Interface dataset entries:
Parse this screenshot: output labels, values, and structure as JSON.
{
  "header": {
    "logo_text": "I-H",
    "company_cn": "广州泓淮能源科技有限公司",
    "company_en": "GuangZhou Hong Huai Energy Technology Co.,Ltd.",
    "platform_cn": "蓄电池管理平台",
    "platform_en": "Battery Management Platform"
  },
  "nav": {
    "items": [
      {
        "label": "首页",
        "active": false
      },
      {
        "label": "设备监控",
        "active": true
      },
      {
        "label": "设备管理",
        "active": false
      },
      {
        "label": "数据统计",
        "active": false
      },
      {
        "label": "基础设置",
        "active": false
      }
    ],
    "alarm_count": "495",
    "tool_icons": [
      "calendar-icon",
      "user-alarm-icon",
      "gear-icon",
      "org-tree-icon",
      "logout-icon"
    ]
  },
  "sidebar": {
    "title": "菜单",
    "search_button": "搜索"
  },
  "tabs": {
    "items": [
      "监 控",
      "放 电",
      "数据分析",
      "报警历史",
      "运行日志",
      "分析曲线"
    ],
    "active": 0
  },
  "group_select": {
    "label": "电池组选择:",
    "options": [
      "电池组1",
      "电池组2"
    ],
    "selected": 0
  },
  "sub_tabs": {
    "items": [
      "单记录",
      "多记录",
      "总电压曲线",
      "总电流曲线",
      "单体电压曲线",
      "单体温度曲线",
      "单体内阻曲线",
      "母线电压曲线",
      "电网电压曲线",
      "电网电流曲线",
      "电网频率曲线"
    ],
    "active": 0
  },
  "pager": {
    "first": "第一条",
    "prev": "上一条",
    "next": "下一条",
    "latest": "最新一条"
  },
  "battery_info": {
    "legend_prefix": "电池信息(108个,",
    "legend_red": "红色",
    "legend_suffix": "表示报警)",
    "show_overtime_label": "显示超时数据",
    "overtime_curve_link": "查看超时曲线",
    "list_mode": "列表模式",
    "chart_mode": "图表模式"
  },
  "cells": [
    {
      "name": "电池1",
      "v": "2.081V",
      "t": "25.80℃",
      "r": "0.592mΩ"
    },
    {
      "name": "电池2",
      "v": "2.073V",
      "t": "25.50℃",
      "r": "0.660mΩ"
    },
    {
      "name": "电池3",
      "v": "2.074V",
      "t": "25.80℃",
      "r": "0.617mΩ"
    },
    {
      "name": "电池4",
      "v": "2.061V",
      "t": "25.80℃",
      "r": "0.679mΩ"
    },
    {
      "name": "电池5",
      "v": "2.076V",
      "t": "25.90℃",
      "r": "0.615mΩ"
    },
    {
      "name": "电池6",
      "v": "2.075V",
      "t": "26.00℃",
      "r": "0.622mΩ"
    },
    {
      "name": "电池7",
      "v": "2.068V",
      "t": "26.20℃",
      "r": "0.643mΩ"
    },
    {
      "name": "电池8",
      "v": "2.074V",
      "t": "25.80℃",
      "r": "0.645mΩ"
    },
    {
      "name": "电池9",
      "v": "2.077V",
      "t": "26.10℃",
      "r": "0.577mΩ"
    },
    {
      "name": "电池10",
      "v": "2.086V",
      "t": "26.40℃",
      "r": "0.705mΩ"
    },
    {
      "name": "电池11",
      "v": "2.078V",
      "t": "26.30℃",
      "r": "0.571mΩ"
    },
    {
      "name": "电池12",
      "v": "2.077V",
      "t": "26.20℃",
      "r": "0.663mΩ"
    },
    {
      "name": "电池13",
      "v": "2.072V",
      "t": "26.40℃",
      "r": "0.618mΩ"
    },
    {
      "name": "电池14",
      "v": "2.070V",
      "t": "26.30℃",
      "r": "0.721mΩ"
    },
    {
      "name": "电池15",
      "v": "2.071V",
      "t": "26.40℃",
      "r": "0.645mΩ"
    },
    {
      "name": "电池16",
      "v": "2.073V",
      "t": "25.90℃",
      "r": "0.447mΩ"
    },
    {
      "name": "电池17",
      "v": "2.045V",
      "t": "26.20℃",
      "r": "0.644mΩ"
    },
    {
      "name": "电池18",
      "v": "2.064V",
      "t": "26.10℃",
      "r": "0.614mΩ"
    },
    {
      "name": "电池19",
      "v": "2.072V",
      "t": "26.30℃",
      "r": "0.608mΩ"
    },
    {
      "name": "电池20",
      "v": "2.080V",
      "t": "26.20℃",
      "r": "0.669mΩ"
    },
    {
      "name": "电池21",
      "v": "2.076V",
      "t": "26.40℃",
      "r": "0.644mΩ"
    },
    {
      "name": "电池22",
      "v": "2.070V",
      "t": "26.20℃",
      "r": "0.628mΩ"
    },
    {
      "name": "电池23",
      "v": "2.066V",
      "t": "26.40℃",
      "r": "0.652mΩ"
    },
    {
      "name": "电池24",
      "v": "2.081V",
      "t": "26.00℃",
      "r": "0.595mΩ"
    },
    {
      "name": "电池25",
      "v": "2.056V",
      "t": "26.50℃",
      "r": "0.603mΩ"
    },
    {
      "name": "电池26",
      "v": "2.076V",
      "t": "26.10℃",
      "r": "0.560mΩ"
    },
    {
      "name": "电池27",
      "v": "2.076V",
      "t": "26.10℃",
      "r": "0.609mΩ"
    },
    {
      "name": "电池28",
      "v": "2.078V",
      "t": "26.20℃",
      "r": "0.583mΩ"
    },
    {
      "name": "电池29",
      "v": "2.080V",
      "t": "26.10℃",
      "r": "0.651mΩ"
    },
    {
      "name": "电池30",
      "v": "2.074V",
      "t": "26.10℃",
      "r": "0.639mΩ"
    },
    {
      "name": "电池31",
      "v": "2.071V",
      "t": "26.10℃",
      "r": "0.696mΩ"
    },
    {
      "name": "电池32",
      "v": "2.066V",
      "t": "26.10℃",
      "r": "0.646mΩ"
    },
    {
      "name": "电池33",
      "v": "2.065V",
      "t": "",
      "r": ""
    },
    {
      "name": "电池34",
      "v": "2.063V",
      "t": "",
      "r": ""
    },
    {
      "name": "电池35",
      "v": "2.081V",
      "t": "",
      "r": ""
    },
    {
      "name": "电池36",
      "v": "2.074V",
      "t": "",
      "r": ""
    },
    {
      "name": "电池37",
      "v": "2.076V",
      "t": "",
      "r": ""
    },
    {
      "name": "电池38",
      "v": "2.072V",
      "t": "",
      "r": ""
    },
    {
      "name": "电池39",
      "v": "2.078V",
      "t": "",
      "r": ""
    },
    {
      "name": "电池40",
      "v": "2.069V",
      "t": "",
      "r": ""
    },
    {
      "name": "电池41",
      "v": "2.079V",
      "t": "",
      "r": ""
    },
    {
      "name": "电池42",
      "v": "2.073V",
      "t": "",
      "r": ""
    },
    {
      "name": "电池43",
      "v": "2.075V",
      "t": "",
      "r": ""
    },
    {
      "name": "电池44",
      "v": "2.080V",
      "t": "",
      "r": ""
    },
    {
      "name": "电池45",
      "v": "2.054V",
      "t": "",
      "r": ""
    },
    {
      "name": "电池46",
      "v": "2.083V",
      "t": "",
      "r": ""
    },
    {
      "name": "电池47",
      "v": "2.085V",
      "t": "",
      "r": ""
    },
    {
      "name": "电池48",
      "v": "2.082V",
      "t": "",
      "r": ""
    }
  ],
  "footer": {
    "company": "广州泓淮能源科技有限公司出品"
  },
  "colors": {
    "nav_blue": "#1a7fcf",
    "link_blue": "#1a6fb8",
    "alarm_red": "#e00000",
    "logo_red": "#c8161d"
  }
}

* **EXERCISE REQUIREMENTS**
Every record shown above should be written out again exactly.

* **OUTPUT BELOW**
Parse this screenshot: output labels, values, and structure as JSON.
{
  "header": {
    "logo_text": "I-H",
    "company_cn": "广州泓淮能源科技有限公司",
    "company_en": "GuangZhou Hong Huai Energy Technology Co.,Ltd.",
    "platform_cn": "蓄电池管理平台",
    "platform_en": "Battery Management Platform"
  },
  "nav": {
    "items": [
      {
        "label": "首页",
        "active": false
      },
      {
        "label": "设备监控",
        "active": true
      },
      {
        "label": "设备管理",
        "active": false
      },
      {
        "label": "数据统计",
        "active": false
      },
      {
        "label": "基础设置",
        "active": false
      }
    ],
    "alarm_count": "495",
    "tool_icons": [
      "calendar-icon",
      "user-alarm-icon",
      "gear-icon",
      "org-tree-icon",
      "logout-icon"
    ]
  },
  "sidebar": {
    "title": "菜单",
    "search_button": "搜索"
  },
  "tabs": {
    "items": [
      "监 控",
      "放 电",
      "数据分析",
      "报警历史",
      "运行日志",
      "分析曲线"
    ],
    "active": 0
  },
  "group_select": {
    "label": "电池组选择:",
    "options": [
      "电池组1",
      "电池组2"
    ],
    "selected": 0
  },
  "sub_tabs": {
    "items": [
      "单记录",
      "多记录",
      "总电压曲线",
      "总电流曲线",
      "单体电压曲线",
      "单体温度曲线",
      "单体内阻曲线",
      "母线电压曲线",
      "电网电压曲线",
      "电网电流曲线",
      "电网频率曲线"
    ],
    "active": 0
  },
  "pager": {
    "first": "第一条",
    "prev": "上一条",
    "next": "下一条",
    "latest": "最新一条"
  },
  "battery_info": {
    "legend_prefix": "电池信息(108个,",
    "legend_red": "红色",
    "legend_suffix": "表示报警)",
    "show_overtime_label": "显示超时数据",
    "overtime_curve_link": "查看超时曲线",
    "list_mode": "列表模式",
    "chart_mode": "图表模式"
  },
  "cells": [
    {
      "name": "电池1",
      "v": "2.081V",
      "t": "25.80℃",
      "r": "0.592mΩ"
    },
    {
      "name": "电池2",
      "v": "2.073V",
      "t": "25.50℃",
      "r": "0.660mΩ"
    },
    {
      "name": "电池3",
      "v": "2.074V",
      "t": "25.80℃",
      "r": "0.617mΩ"
    },
    {
      "name": "电池4",
      "v": "2.061V",
      "t": "25.80℃",
      "r": "0.679mΩ"
    },
    {
      "name": "电池5",
      "v": "2.076V",
      "t": "25.90℃",
      "r": "0.615mΩ"
    },
    {
      "name": "电池6",
      "v": "2.075V",
      "t": "26.00℃",
      "r": "0.622mΩ"
    },
    {
      "name": "电池7",
      "v": "2.068V",
      "t": "26.20℃",
      "r": "0.643mΩ"
    },
    {
      "name": "电池8",
      "v": "2.074V",
      "t": "25.80℃",
      "r": "0.645mΩ"
    },
    {
      "name": "电池9",
      "v": "2.077V",
      "t": "26.10℃",
      "r": "0.577mΩ"
    },
    {
      "name": "电池10",
      "v": "2.086V",
      "t": "26.40℃",
      "r": "0.705mΩ"
    },
    {
      "name": "电池11",
      "v": "2.078V",
      "t": "26.30℃",
      "r": "0.571mΩ"
    },
    {
      "name": "电池12",
      "v": "2.077V",
      "t": "26.20℃",
      "r": "0.663mΩ"
    },
    {
      "name": "电池13",
      "v": "2.072V",
      "t": "26.40℃",
      "r": "0.618mΩ"
    },
    {
      "name": "电池14",
      "v": "2.070V",
      "t": "26.30℃",
      "r": "0.721mΩ"
    },
    {
      "name": "电池15",
      "v": "2.071V",
      "t": "26.40℃",
      "r": "0.645mΩ"
    },
    {
      "name": "电池16",
      "v": "2.073V",
      "t": "25.90℃",
      "r": "0.447mΩ"
    },
    {
      "name": "电池17",
      "v": "2.045V",
      "t": "26.20℃",
      "r": "0.644mΩ"
    },
    {
      "name": "电池18",
      "v": "2.064V",
      "t": "26.10℃",
      "r": "0.614mΩ"
    },
    {
      "name": "电池19",
      "v": "2.072V",
      "t": "26.30℃",
      "r": "0.608mΩ"
    },
    {
      "name": "电池20",
      "v": "2.080V",
      "t": "26.20℃",
      "r": "0.669mΩ"
    },
    {
      "name": "电池21",
      "v": "2.076V",
      "t": "26.40℃",
      "r": "0.644mΩ"
    },
    {
      "name": "电池22",
      "v": "2.070V",
      "t": "26.20℃",
      "r": "0.628mΩ"
    },
    {
      "name": "电池23",
      "v": "2.066V",
      "t": "26.40℃",
      "r": "0.652mΩ"
    },
    {
      "name": "电池24",
      "v": "2.081V",
      "t": "26.00℃",
      "r": "0.595mΩ"
    },
    {
      "name": "电池25",
      "v": "2.056V",
      "t": "26.50℃",
      "r": "0.603mΩ"
    },
    {
      "name": "电池26",
      "v": "2.076V",
      "t": "26.10℃",
      "r": "0.560mΩ"
    },
    {
      "name": "电池27",
      "v": "2.076V",
      "t": "26.10℃",
      "r": "0.609mΩ"
    },
    {
      "name": "电池28",
      "v": "2.078V",
      "t": "26.20℃",
      "r": "0.583mΩ"
    },
    {
      "name": "电池29",
      "v": "2.080V",
      "t": "26.10℃",
      "r": "0.651mΩ"
    },
    {
      "name": "电池30",
      "v": "2.074V",
      "t": "26.10℃",
      "r": "0.639mΩ"
    },
    {
      "name": "电池31",
      "v": "2.071V",
      "t": "26.10℃",
      "r": "0.696mΩ"
    },
    {
      "name": "电池32",
      "v": "2.066V",
      "t": "26.10℃",
      "r": "0.646mΩ"
    },
    {
      "name": "电池33",
      "v": "2.065V",
      "t": "",
      "r": ""
    },
    {
      "name": "电池34",
      "v": "2.063V",
      "t": "",
      "r": ""
    },
    {
      "name": "电池35",
      "v": "2.081V",
      "t": "",
      "r": ""
    },
    {
      "name": "电池36",
      "v": "2.074V",
      "t": "",
      "r": ""
    },
    {
      "name": "电池37",
      "v": "2.076V",
      "t": "",
      "r": ""
    },
    {
      "name": "电池38",
      "v": "2.072V",
      "t": "",
      "r": ""
    },
    {
      "name": "电池39",
      "v": "2.078V",
      "t": "",
      "r": ""
    },
    {
      "name": "电池40",
      "v": "2.069V",
      "t": "",
      "r": ""
    },
    {
      "name": "电池41",
      "v": "2.079V",
      "t": "",
      "r": ""
    },
    {
      "name": "电池42",
      "v": "2.073V",
      "t": "",
      "r": ""
    },
    {
      "name": "电池43",
      "v": "2.075V",
      "t": "",
      "r": ""
    },
    {
      "name": "电池44",
      "v": "2.080V",
      "t": "",
      "r": ""
    },
    {
      "name": "电池45",
      "v": "2.054V",
      "t": "",
      "r": ""
    },
    {
      "name": "电池46",
      "v": "2.083V",
      "t": "",
      "r": ""
    },
    {
      "name": "电池47",
      "v": "2.085V",
      "t": "",
      "r": ""
    },
    {
      "name": "电池48",
      "v": "2.082V",
      "t": "",
      "r": ""
    }
  ],
  "footer": {
    "company": "广州泓淮能源科技有限公司出品"
  },
  "colors": {
    "nav_blue": "#1a7fcf",
    "link_blue": "#1a6fb8",
    "alarm_red": "#e00000",
    "logo_red": "#c8161d"
  }
}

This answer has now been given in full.